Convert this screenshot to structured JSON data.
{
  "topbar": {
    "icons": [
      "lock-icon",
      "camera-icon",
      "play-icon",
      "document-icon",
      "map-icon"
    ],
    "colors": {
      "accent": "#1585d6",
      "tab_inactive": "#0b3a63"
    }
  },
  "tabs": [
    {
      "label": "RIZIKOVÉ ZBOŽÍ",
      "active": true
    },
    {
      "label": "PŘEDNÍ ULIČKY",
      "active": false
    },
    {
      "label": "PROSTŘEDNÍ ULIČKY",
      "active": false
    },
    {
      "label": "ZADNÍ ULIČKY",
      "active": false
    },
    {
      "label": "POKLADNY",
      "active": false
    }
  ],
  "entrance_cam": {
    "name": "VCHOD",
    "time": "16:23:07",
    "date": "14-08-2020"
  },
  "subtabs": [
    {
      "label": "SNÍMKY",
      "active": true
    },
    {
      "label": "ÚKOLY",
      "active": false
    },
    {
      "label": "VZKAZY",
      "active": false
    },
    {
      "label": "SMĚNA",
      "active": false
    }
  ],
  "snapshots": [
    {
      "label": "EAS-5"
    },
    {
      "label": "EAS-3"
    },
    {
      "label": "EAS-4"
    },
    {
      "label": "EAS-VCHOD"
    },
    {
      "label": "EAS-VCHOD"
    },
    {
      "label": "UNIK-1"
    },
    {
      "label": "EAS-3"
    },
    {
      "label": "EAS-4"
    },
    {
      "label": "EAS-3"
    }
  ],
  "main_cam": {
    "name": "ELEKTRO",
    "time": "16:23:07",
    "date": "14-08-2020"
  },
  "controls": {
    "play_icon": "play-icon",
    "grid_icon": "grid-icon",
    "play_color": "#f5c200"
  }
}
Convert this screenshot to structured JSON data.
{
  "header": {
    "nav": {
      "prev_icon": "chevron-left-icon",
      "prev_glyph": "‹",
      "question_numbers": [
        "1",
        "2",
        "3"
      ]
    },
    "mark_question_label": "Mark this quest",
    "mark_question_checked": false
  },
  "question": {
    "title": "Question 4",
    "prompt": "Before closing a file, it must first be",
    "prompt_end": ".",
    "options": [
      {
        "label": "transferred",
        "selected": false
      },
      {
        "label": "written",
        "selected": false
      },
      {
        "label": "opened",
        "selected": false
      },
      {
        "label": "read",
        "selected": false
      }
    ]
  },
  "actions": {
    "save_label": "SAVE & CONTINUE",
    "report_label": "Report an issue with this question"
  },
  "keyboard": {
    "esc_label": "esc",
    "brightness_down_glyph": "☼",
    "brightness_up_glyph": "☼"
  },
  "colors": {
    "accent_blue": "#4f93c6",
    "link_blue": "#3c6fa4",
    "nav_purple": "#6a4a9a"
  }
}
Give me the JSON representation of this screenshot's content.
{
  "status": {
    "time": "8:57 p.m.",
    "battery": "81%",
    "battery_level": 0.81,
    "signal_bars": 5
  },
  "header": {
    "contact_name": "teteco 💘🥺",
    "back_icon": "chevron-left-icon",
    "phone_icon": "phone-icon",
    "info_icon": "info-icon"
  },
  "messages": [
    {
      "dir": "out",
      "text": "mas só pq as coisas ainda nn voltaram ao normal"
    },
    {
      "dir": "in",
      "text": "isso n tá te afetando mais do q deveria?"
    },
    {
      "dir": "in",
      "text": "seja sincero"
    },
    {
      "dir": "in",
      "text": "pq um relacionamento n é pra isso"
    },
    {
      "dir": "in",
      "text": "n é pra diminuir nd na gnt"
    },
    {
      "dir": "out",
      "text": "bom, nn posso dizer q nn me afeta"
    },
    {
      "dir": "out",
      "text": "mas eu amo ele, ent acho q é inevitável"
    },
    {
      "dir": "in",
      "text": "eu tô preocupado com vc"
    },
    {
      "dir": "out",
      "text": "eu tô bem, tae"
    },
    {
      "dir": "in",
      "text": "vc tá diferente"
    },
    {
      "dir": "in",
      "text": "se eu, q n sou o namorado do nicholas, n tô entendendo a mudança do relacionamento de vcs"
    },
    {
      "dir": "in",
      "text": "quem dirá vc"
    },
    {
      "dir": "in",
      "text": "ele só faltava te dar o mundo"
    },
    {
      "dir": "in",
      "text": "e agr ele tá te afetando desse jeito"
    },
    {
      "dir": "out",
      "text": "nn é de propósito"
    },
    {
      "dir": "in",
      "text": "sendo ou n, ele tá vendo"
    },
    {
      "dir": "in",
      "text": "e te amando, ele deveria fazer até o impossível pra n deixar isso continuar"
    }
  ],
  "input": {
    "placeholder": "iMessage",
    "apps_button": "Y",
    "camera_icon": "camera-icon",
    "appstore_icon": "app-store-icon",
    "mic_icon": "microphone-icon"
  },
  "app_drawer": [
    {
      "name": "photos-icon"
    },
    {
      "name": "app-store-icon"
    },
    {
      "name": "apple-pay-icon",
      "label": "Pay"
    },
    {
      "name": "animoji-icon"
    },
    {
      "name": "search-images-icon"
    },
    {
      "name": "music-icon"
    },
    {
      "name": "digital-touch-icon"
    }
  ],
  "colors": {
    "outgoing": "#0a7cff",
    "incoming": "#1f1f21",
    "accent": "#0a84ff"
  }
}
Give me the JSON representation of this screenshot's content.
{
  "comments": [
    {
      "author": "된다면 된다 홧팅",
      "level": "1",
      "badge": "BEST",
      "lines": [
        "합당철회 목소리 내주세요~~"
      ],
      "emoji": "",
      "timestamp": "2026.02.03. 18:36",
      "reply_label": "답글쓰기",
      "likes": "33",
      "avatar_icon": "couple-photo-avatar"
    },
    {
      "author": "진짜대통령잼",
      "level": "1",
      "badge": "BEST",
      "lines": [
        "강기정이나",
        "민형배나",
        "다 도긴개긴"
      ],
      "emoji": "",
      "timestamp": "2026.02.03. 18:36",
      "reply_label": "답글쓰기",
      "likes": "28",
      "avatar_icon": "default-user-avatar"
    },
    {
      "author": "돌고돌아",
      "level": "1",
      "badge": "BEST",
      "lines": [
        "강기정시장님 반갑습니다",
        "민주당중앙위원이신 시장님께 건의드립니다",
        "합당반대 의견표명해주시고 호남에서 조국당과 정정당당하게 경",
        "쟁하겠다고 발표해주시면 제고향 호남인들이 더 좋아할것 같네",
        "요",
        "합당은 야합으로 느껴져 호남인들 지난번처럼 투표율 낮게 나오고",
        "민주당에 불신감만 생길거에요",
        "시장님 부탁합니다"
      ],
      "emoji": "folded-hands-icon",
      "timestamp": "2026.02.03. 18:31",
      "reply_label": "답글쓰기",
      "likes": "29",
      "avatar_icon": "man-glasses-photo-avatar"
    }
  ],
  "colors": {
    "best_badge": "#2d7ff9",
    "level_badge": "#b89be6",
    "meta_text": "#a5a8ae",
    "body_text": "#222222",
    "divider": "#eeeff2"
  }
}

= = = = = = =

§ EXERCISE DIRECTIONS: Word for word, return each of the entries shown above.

§ ANSWER BOX:
Convert this screenshot to structured JSON data.
{
  "topbar": {
    "icons": [
      "lock-icon",
      "camera-icon",
      "play-icon",
      "document-icon",
      "map-icon"
    ],
    "colors": {
      "accent": "#1585d6",
      "tab_inactive": "#0b3a63"
    }
  },
  "tabs": [
    {
      "label": "RIZIKOVÉ ZBOŽÍ",
      "active": true
    },
    {
      "label": "PŘEDNÍ ULIČKY",
      "active": false
    },
    {
      "label": "PROSTŘEDNÍ ULIČKY",
      "active": false
    },
    {
      "label": "ZADNÍ ULIČKY",
      "active": false
    },
    {
      "label": "POKLADNY",
      "active": false
    }
  ],
  "entrance_cam": {
    "name": "VCHOD",
    "time": "16:23:07",
    "date": "14-08-2020"
  },
  "subtabs": [
    {
      "label": "SNÍMKY",
      "active": true
    },
    {
      "label": "ÚKOLY",
      "active": false
    },
    {
      "label": "VZKAZY",
      "active": false
    },
    {
      "label": "SMĚNA",
      "active": false
    }
  ],
  "snapshots": [
    {
      "label": "EAS-5"
    },
    {
      "label": "EAS-3"
    },
    {
      "label": "EAS-4"
    },
    {
      "label": "EAS-VCHOD"
    },
    {
      "label": "EAS-VCHOD"
    },
    {
      "label": "UNIK-1"
    },
    {
      "label": "EAS-3"
    },
    {
      "label": "EAS-4"
    },
    {
      "label": "EAS-3"
    }
  ],
  "main_cam": {
    "name": "ELEKTRO",
    "time": "16:23:07",
    "date": "14-08-2020"
  },
  "controls": {
    "play_icon": "play-icon",
    "grid_icon": "grid-icon",
    "play_color": "#f5c200"
  }
}
Convert this screenshot to structured JSON data.
{
  "header": {
    "nav": {
      "prev_icon": "chevron-left-icon",
      "prev_glyph": "‹",
      "question_numbers": [
        "1",
        "2",
        "3"
      ]
    },
    "mark_question_label": "Mark this quest",
    "mark_question_checked": false
  },
  "question": {
    "title": "Question 4",
    "prompt": "Before closing a file, it must first be",
    "prompt_end": ".",
    "options": [
      {
        "label": "transferred",
        "selected": false
      },
      {
        "label": "written",
        "selected": false
      },
      {
        "label": "opened",
        "selected": false
      },
      {
        "label": "read",
        "selected": false
      }
    ]
  },
  "actions": {
    "save_label": "SAVE & CONTINUE",
    "report_label": "Report an issue with this question"
  },
  "keyboard": {
    "esc_label": "esc",
    "brightness_down_glyph": "☼",
    "brightness_up_glyph": "☼"
  },
  "colors": {
    "accent_blue": "#4f93c6",
    "link_blue": "#3c6fa4",
    "nav_purple": "#6a4a9a"
  }
}
Give me the JSON representation of this screenshot's content.
{
  "status": {
    "time": "8:57 p.m.",
    "battery": "81%",
    "battery_level": 0.81,
    "signal_bars": 5
  },
  "header": {
    "contact_name": "teteco 💘🥺",
    "back_icon": "chevron-left-icon",
    "phone_icon": "phone-icon",
    "info_icon": "info-icon"
  },
  "messages": [
    {
      "dir": "out",
      "text": "mas só pq as coisas ainda nn voltaram ao normal"
    },
    {
      "dir": "in",
      "text": "isso n tá te afetando mais do q deveria?"
    },
    {
      "dir": "in",
      "text": "seja sincero"
    },
    {
      "dir": "in",
      "text": "pq um relacionamento n é pra isso"
    },
    {
      "dir": "in",
      "text": "n é pra diminuir nd na gnt"
    },
    {
      "dir": "out",
      "text": "bom, nn posso dizer q nn me afeta"
    },
    {
      "dir": "out",
      "text": "mas eu amo ele, ent acho q é inevitável"
    },
    {
      "dir": "in",
      "text": "eu tô preocupado com vc"
    },
    {
      "dir": "out",
      "text": "eu tô bem, tae"
    },
    {
      "dir": "in",
      "text": "vc tá diferente"
    },
    {
      "dir": "in",
      "text": "se eu, q n sou o namorado do nicholas, n tô entendendo a mudança do relacionamento de vcs"
    },
    {
      "dir": "in",
      "text": "quem dirá vc"
    },
    {
      "dir": "in",
      "text": "ele só faltava te dar o mundo"
    },
    {
      "dir": "in",
      "text": "e agr ele tá te afetando desse jeito"
    },
    {
      "dir": "out",
      "text": "nn é de propósito"
    },
    {
      "dir": "in",
      "text": "sendo ou n, ele tá vendo"
    },
    {
      "dir": "in",
      "text": "e te amando, ele deveria fazer até o impossível pra n deixar isso continuar"
    }
  ],
  "input": {
    "placeholder": "iMessage",
    "apps_button": "Y",
    "camera_icon": "camera-icon",
    "appstore_icon": "app-store-icon",
    "mic_icon": "microphone-icon"
  },
  "app_drawer": [
    {
      "name": "photos-icon"
    },
    {
      "name": "app-store-icon"
    },
    {
      "name": "apple-pay-icon",
      "label": "Pay"
    },
    {
      "name": "animoji-icon"
    },
    {
      "name": "search-images-icon"
    },
    {
      "name": "music-icon"
    },
    {
      "name": "digital-touch-icon"
    }
  ],
  "colors": {
    "outgoing": "#0a7cff",
    "incoming": "#1f1f21",
    "accent": "#0a84ff"
  }
}
Give me the JSON representation of this screenshot's content.
{
  "comments": [
    {
      "author": "된다면 된다 홧팅",
      "level": "1",
      "badge": "BEST",
      "lines": [
        "합당철회 목소리 내주세요~~"
      ],
      "emoji": "",
      "timestamp": "2026.02.03. 18:36",
      "reply_label": "답글쓰기",
      "likes": "33",
      "avatar_icon": "couple-photo-avatar"
    },
    {
      "author": "진짜대통령잼",
      "level": "1",
      "badge": "BEST",
      "lines": [
        "강기정이나",
        "민형배나",
        "다 도긴개긴"
      ],
      "emoji": "",
      "timestamp": "2026.02.03. 18:36",
      "reply_label": "답글쓰기",
      "likes": "28",
      "avatar_icon": "default-user-avatar"
    },
    {
      "author": "돌고돌아",
      "level": "1",
      "badge": "BEST",
      "lines": [
        "강기정시장님 반갑습니다",
        "민주당중앙위원이신 시장님께 건의드립니다",
        "합당반대 의견표명해주시고 호남에서 조국당과 정정당당하게 경",
        "쟁하겠다고 발표해주시면 제고향 호남인들이 더 좋아할것 같네",
        "요",
        "합당은 야합으로 느껴져 호남인들 지난번처럼 투표율 낮게 나오고",
        "민주당에 불신감만 생길거에요",
        "시장님 부탁합니다"
      ],
      "emoji": "folded-hands-icon",
      "timestamp": "2026.02.03. 18:31",
      "reply_label": "답글쓰기",
      "likes": "29",
      "avatar_icon": "man-glasses-photo-avatar"
    }
  ],
  "colors": {
    "best_badge": "#2d7ff9",
    "level_badge": "#b89be6",
    "meta_text": "#a5a8ae",
    "body_text": "#222222",
    "divider": "#eeeff2"
  }
}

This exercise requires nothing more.